I have to say, before I get into anything, I really enjoyed this game after picking it up a few weeks ago. In a generation where I have few games that I revisit for the single player campaign, this one fits the bill perfectly. The story isn’t ground-breaking but it’s good. Graphics look really good at times and then things don’t look so great at other times but the real shine in this game, though, is it’s cinematic story-telling, technical achievement (we’ll go into that later), and super fun game play.
Max Payne 3 continues Max’s downhill story and from the start, you know that Max has issues. The excessive scenes of him drinking and smoking himself towards death happen a little too much but it really drives into your head the fact that this guy is a mess. Through that, you feel something for Max if you look past the repetitiveness; Max needs something to live for. His past is as screwed up as his present as you relive moments from his past until the story matches up with where Max is in the present.
Max’s background as a cop proves he’s a worthy candidate for being security for one of the most powerful families in Sao Paulo, Brazil. This all happens after a run-in with the son of a local mob boss in a bar where Max meets his future partner, Passos. Max manages to get into a scuffle with the local mob and Passos is his way out. This Passos character works for the private security company Max eventually joins and the story runs from there.
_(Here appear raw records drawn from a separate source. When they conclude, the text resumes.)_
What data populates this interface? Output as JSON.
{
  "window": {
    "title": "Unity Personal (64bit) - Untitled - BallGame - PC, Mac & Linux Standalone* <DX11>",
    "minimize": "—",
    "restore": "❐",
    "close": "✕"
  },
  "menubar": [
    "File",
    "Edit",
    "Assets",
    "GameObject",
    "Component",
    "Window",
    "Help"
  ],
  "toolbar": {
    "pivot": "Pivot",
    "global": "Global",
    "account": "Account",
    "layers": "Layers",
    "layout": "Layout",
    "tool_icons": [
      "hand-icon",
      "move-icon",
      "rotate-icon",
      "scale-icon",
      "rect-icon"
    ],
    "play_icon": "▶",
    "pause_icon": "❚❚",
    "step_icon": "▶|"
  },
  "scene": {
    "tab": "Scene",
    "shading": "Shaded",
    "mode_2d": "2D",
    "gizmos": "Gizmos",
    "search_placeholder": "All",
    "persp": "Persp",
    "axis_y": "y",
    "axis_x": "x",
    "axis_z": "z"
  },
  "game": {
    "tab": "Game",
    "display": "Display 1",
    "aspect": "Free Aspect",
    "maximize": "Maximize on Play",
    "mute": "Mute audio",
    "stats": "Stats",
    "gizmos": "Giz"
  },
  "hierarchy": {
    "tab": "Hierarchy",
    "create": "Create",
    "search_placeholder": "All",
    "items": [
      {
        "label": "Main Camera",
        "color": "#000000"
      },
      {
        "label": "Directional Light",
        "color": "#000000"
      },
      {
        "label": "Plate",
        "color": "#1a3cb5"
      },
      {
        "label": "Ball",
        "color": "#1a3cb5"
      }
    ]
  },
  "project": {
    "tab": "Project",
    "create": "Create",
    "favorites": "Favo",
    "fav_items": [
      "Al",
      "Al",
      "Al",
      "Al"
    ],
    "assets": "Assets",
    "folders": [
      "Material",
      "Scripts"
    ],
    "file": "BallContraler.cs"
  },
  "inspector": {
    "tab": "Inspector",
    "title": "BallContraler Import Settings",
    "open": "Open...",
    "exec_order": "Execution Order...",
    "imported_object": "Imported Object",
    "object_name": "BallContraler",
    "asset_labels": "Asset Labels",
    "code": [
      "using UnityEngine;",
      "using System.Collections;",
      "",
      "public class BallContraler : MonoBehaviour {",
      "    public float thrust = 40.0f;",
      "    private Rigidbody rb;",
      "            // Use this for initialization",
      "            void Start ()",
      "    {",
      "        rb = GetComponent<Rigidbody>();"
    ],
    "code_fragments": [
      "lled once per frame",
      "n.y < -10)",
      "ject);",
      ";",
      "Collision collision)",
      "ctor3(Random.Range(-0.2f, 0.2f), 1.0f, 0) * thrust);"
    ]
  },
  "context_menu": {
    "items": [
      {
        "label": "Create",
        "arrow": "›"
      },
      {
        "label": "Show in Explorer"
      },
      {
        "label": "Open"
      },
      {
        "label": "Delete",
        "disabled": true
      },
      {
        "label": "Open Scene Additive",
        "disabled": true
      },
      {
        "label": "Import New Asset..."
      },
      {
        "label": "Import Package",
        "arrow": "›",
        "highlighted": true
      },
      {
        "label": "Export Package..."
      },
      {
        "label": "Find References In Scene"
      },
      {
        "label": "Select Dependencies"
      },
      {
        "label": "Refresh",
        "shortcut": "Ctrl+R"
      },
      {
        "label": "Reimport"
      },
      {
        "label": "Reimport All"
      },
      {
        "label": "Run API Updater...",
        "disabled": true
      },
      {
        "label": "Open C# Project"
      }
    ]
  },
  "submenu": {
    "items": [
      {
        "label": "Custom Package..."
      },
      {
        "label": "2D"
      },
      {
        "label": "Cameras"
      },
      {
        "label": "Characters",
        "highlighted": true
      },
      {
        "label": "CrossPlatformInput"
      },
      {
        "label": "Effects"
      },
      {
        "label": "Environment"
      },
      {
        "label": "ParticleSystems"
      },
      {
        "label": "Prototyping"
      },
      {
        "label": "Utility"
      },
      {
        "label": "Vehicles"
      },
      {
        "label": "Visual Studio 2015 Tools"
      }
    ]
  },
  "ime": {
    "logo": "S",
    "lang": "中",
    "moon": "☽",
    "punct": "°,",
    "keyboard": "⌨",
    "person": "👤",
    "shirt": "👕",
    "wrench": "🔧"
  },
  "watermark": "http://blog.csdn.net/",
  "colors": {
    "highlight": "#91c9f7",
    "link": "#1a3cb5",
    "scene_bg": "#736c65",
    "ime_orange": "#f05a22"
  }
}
A group of terrorists target the family he’s protecting and chaos ensues.
The cut scenes really propelled the story for me. I not only got to see, in detail, from Max’s perspective what was going on but the presentation of these scenes really set the mood for the story. One of Max’s addictions is painkillers and the cut scenes, as well as game play in some parts, show the blurred vision/distorted film filter look like a Tony Scott movie. It’s overdone a tad, but I think it ultimately helps the style of the game and set’s it apart from other third person shooters. This is my first Max Payne game and aside from the GTA series, I really haven’t played anything like it.
Storytelling is one thing but a game has to play well, too. Third-person shooters need to control well or it’ll just break the game. Thankfully, the devs over at Rockstar put A LOT of time into perfecting Max’s abilities as well as controls. The few quirks with the RAGE engine concerning movement are still there but it doesn’t hamper game play much. The attention to detail with things like reload animations and the way Max moves to the way he carries weapons is amazing when you look at it from a technical standpoint.
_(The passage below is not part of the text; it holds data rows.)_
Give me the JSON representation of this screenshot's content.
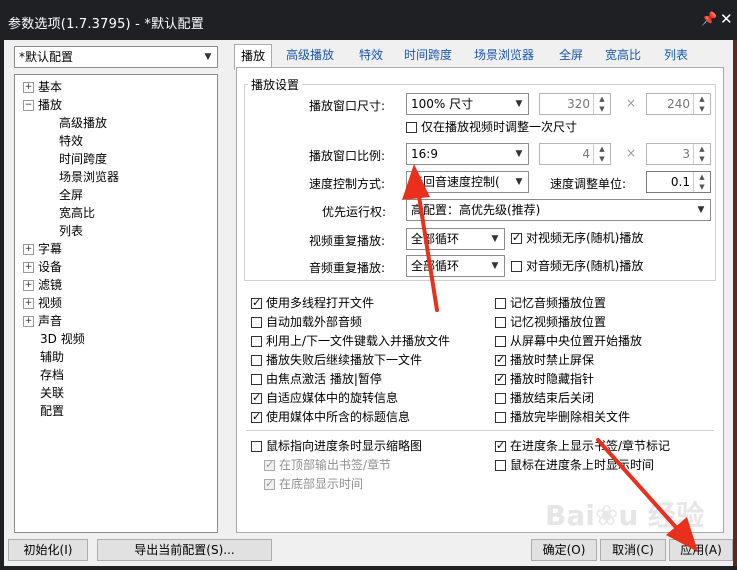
{
  "window": {
    "title": "参数选项(1.7.3795) - *默认配置",
    "pin_icon": "pin-icon",
    "close_icon": "close-icon"
  },
  "profile_select": {
    "value": "*默认配置"
  },
  "tree": {
    "items": [
      {
        "label": "基本",
        "expander": "+"
      },
      {
        "label": "播放",
        "expander": "-"
      },
      {
        "label": "高级播放"
      },
      {
        "label": "特效"
      },
      {
        "label": "时间跨度"
      },
      {
        "label": "场景浏览器"
      },
      {
        "label": "全屏"
      },
      {
        "label": "宽高比"
      },
      {
        "label": "列表"
      },
      {
        "label": "字幕",
        "expander": "+"
      },
      {
        "label": "设备",
        "expander": "+"
      },
      {
        "label": "滤镜",
        "expander": "+"
      },
      {
        "label": "视频",
        "expander": "+"
      },
      {
        "label": "声音",
        "expander": "+"
      },
      {
        "label": "3D 视频"
      },
      {
        "label": "辅助"
      },
      {
        "label": "存档"
      },
      {
        "label": "关联"
      },
      {
        "label": "配置"
      }
    ]
  },
  "tabs": [
    "播放",
    "高级播放",
    "特效",
    "时间跨度",
    "场景浏览器",
    "全屏",
    "宽高比",
    "列表"
  ],
  "playback": {
    "group_title": "播放设置",
    "window_size_label": "播放窗口尺寸:",
    "window_size_value": "100% 尺寸",
    "width_value": "320",
    "height_value": "240",
    "times_sign": "×",
    "adjust_once_label": "仅在播放视频时调整一次尺寸",
    "ratio_label": "播放窗口比例:",
    "ratio_value": "16:9",
    "ratio_w": "4",
    "ratio_h": "3",
    "speed_mode_label": "速度控制方式:",
    "speed_mode_value": "无回音速度控制(",
    "speed_unit_label": "速度调整单位:",
    "speed_unit_value": "0.1",
    "priority_label": "优先运行权:",
    "priority_value": "高配置：高优先级(推荐)",
    "video_repeat_label": "视频重复播放:",
    "video_repeat_value": "全部循环",
    "video_shuffle_label": "对视频无序(随机)播放",
    "audio_repeat_label": "音频重复播放:",
    "audio_repeat_value": "全部循环",
    "audio_shuffle_label": "对音频无序(随机)播放"
  },
  "options_left": [
    {
      "label": "使用多线程打开文件",
      "checked": true
    },
    {
      "label": "自动加载外部音频",
      "checked": false
    },
    {
      "label": "利用上/下一文件键载入并播放文件",
      "checked": false
    },
    {
      "label": "播放失败后继续播放下一文件",
      "checked": false
    },
    {
      "label": "由焦点激活 播放|暂停",
      "checked": false
    },
    {
      "label": "自适应媒体中的旋转信息",
      "checked": true
    },
    {
      "label": "使用媒体中所含的标题信息",
      "checked": true
    }
  ],
  "options_right": [
    {
      "label": "记忆音频播放位置",
      "checked": false
    },
    {
      "label": "记忆视频播放位置",
      "checked": false
    },
    {
      "label": "从屏幕中央位置开始播放",
      "checked": false
    },
    {
      "label": "播放时禁止屏保",
      "checked": true
    },
    {
      "label": "播放时隐藏指针",
      "checked": true
    },
    {
      "label": "播放结束后关闭",
      "checked": false
    },
    {
      "label": "播放完毕删除相关文件",
      "checked": false
    }
  ],
  "seekbar_left": [
    {
      "label": "鼠标指向进度条时显示缩略图",
      "checked": false,
      "dim": false
    },
    {
      "label": "在顶部输出书签/章节",
      "checked": true,
      "dim": true
    },
    {
      "label": "在底部显示时间",
      "checked": true,
      "dim": true
    }
  ],
  "seekbar_right": [
    {
      "label": "在进度条上显示书签/章节标记",
      "checked": true
    },
    {
      "label": "鼠标在进度条上时显示时间",
      "checked": false
    }
  ],
  "buttons": {
    "init": "初始化(I)",
    "export": "导出当前配置(S)...",
    "ok": "确定(O)",
    "cancel": "取消(C)",
    "apply": "应用(A)"
  },
  "watermark": "Baidu 经验",
  "colors": {
    "annotation_arrow": "#e8301c",
    "title_bar": "#1f2024",
    "tab_link": "#1a56b0"
  }
}
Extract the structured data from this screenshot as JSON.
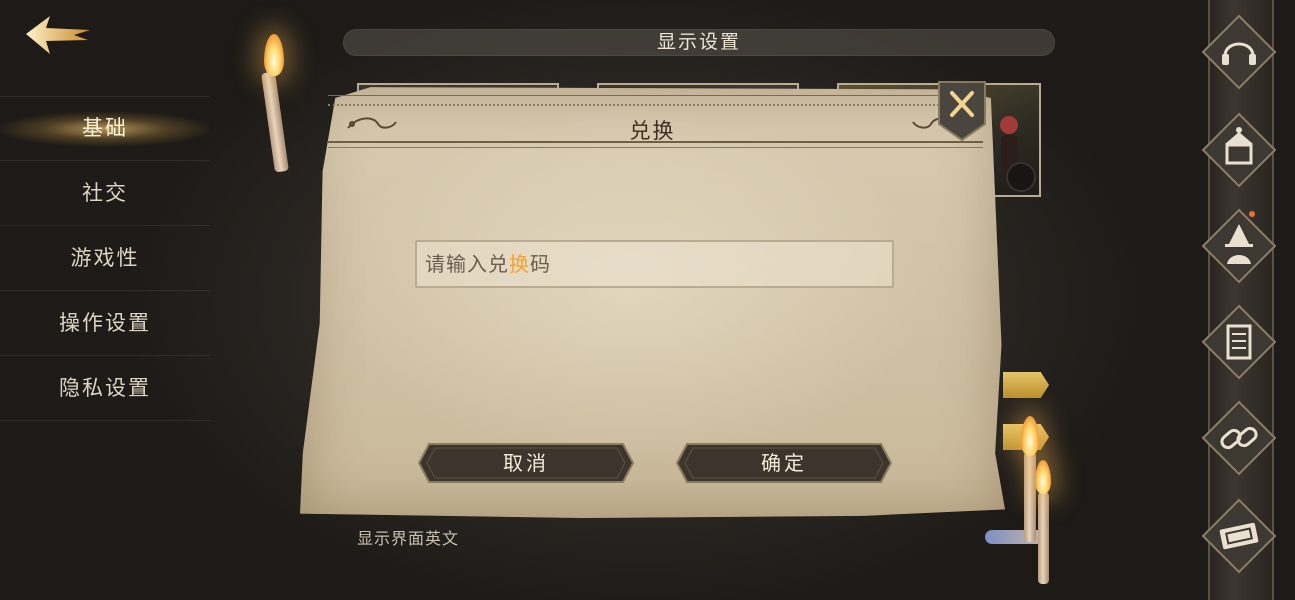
{
  "header": {
    "title": "显示设置"
  },
  "left_menu": {
    "items": [
      {
        "label": "基础",
        "active": true
      },
      {
        "label": "社交",
        "active": false
      },
      {
        "label": "游戏性",
        "active": false
      },
      {
        "label": "操作设置",
        "active": false
      },
      {
        "label": "隐私设置",
        "active": false
      }
    ]
  },
  "background": {
    "toggle_label": "显示界面英文"
  },
  "dialog": {
    "title": "兑换",
    "input": {
      "placeholder_prefix": "请输入兑",
      "placeholder_highlight": "换",
      "placeholder_suffix": "码"
    },
    "cancel_label": "取消",
    "confirm_label": "确定"
  },
  "right_rail": {
    "buttons": [
      "headset-icon",
      "shop-icon",
      "wizard-avatar-icon",
      "scroll-icon",
      "link-icon",
      "ticket-icon"
    ],
    "notification_color": "#e6713a"
  },
  "colors": {
    "accent_gold": "#e2b45c",
    "parchment": "#d2c4a8",
    "button_dark": "#3a342c"
  }
}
Gunfights look and sound awesome in this game and its one of the reasons I’ll keep going back to Max Payne 3. I found myself dying on purpose sometimes just to reload the checkpoint and try a section over again to make me look like even more of a badass. Pulling off stunts with Max’s Bullet Time was a necessity at certain points, but proved to be just good fun at other times. There were many occasions where I dove in bullet time just to get the drop on one guy. But hey, it looked freaking cool. A nice touch is your bullet in slow motion killing the last guy in an area; while in slow mo, you can keep pressing the trigger and sit back and enjoy the bloody mess you’re making.
Rockstar’s RAGE engine matched with Euphoria technology really made this game stand out from the rest. Load times are almost non-existent thanks to the loading being done during cut scenes. Gun fights are a spectacle with virtually everything in the environment taking damage and showing it in great detail. Everything down to glass breaking, papers flying off desks, lights being shot out, and concrete being broke off of columns really added to the fun of the game play.
I tried out the game’s multiplayer after the campaign and I have to say, it was a bit underwhelming. I didn’t have any friends to play with and I honestly didn’t have a ton of fun playing by myself. I may revisit it someday but the one or two unique modes like Paynekiller weren’t enough to reel me in. Like I said, though, that’s probably because you need to play with people you know, form a gang. As far as progression goes, it looked pretty standard with an in-game shop to buy guns with currency won during matches.
I’d say that if anyone is looking for a Red Dead-esque shooter, or any third-person shooter really, they should try Max Payne 3. I had so much fun playing the campaign that I didn’t want it to end. Multiplayer didn’t grab me like the campaign did, but all those awesome things I mentioned are there, too.
It’s a shame to hear that Rockstar didn’t benefit from having a title like this financially, but I don’t think they regret what they created. Max Payne 3 is a masterpiece of sorts, you just have to play it for yourself before you past judgement.